Thanks for the help! I guess I just got unlucky with my card.
In any case, I'll be buying a card reader and recovery software when I get back to the states. I haven't used the card again since, and won't use it again until I'm back and able to attempt some recovery. I'll look into Stellar Phoenix. I panicked a little when I noticed I was missing hundreds of pictures, so I'm hoping I didn't do anything in haste that might have caused pictures to be overwritten...
Thanks again for your help. Your story certainly gives me some hope that I might have a chance at recovering some of my images.
I should just say that the recovery process is not quick, at least with Stellar. But for me it worked, and that was what mattered. I tried a few different freebies and trials; what sold me on Stellar was that it was able to recover the NEFs while most of the others I tried just recovered the preview jpegs from the NEFs.
I think most of my pictures now are JPEG actually, but I'd be willing to wait, or otherwise sacrifice to get the highest yield of recovery. Do you think I might have done anything to jeopardize my chances of recovering the pictures? Thanks again for your help!
In the computer forensics world there are tools to help find deleted files. There are a few that work in the Windows OS. This http://www.digitalforensicssolutions.com/Scalpel/ is a free alternative to the commercial products that have been suggested so far. There are a few steps involved in the process but the results are good. I have used the tool to recover a 4gb CF card that was full of NEF files from a D300. I have the NEF signatures if you should choose to try it. BTW a key concept is not to work directly on the CF card but to make an image of it. dd is used to facilitate that available here http://uranus.chrysocome.net/linux/rawwrite/dd-old.htm.

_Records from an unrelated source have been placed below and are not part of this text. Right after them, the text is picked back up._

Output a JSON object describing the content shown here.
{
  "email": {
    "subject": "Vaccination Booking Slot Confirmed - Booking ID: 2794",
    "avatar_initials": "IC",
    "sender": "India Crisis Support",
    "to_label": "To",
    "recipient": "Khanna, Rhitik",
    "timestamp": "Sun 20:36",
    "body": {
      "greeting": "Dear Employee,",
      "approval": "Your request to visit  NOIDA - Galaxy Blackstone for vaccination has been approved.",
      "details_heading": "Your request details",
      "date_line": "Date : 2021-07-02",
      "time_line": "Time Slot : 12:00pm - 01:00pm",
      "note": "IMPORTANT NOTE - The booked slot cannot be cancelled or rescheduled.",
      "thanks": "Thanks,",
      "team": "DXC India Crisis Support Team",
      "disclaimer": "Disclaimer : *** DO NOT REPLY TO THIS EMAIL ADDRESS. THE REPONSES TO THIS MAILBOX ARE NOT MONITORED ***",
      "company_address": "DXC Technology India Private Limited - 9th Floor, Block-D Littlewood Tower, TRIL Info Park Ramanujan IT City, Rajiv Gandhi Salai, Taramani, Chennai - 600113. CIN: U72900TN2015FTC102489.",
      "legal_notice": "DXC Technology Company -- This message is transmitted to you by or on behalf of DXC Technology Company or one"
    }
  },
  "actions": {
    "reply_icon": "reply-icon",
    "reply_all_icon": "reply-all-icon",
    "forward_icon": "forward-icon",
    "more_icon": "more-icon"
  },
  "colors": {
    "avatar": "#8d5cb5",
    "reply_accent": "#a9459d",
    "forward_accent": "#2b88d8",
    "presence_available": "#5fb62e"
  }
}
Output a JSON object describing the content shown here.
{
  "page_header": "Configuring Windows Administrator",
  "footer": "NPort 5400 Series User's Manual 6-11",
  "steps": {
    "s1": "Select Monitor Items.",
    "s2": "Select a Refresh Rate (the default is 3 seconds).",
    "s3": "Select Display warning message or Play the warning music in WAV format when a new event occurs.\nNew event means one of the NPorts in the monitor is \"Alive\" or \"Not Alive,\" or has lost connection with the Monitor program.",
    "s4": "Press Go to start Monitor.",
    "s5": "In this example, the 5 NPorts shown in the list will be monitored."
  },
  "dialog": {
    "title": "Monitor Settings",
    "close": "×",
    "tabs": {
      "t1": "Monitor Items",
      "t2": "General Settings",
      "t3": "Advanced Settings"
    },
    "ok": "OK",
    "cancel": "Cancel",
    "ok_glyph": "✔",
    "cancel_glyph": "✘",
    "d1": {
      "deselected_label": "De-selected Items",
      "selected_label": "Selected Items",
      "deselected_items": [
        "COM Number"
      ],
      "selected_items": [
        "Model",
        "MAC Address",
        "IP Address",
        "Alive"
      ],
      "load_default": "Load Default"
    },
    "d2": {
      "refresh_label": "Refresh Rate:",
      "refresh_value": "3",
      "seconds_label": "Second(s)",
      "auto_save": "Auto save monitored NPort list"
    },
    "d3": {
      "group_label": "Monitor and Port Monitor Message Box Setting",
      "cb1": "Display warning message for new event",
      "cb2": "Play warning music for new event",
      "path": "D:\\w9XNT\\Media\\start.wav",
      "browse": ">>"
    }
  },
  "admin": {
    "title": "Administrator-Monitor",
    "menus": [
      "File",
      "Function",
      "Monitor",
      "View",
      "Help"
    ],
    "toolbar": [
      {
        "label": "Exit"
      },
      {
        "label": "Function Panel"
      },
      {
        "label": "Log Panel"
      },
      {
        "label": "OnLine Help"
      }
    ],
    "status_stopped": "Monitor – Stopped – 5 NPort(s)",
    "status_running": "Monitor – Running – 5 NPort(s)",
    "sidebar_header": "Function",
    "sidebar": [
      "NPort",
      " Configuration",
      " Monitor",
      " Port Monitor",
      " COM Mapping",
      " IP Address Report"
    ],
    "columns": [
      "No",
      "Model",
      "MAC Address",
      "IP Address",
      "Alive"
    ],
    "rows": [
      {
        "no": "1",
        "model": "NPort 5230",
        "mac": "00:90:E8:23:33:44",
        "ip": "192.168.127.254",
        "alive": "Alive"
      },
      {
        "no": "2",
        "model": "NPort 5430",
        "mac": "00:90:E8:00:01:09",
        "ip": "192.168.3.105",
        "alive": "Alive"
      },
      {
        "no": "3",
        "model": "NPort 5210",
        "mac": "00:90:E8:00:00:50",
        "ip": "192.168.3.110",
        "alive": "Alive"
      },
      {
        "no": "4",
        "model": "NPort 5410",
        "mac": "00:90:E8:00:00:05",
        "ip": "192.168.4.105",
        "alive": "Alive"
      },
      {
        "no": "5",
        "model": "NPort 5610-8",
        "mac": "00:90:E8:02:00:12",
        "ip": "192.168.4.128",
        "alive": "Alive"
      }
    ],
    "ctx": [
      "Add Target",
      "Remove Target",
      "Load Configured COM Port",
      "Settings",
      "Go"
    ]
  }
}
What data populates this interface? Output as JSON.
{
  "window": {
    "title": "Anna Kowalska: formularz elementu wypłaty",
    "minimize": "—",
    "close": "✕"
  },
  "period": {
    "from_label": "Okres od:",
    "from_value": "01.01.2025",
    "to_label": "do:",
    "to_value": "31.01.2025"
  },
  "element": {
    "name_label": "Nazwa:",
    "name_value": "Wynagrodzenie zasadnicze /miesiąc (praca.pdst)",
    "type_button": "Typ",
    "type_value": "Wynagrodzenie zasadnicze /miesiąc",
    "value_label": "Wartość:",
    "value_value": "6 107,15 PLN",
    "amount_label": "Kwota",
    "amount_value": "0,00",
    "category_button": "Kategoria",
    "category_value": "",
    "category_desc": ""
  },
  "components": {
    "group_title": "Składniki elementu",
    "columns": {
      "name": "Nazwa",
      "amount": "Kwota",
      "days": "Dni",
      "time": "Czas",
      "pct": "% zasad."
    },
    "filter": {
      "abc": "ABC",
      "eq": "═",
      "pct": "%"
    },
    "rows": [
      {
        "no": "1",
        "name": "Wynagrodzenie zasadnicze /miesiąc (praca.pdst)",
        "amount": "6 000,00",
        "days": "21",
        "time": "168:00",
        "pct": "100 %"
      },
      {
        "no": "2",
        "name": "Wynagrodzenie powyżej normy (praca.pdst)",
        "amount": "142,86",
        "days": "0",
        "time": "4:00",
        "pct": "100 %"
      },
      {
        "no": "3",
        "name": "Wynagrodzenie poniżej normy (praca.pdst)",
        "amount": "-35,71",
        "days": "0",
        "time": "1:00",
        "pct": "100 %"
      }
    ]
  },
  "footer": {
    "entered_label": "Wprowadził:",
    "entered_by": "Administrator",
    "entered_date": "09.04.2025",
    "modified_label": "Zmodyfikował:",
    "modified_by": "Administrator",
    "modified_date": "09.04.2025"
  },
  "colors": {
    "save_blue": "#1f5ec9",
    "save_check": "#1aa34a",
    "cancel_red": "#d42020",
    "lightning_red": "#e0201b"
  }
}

I had a card that gave me troubles too. Showed no pics-folder empty. even though I know it had a couple of hundred pics. I tried a few programs and found a free version that recovered all my pictures and many more, even after formatting. The program is "Zero Assumption Recovery" it can run off a card, stick or your computer and is easy to use. http://www.z-a-recovery.com/
I have used it twice on two different cards. I never lost an image.
Another possibility is that the menu item marked NO CF CARD (on the D70 its #6 on the CSM menu) is set to Enable Release, not Release Locked. This will allow the shutter to happily click away if the camera loses contact with the card (the message CHA will appear in the frame counter position in this instance), allowing you to think that images had been captured and stored. That would be a downer. I don't know about the D70s, but the D70 has a reputation for losing contact with the installed card.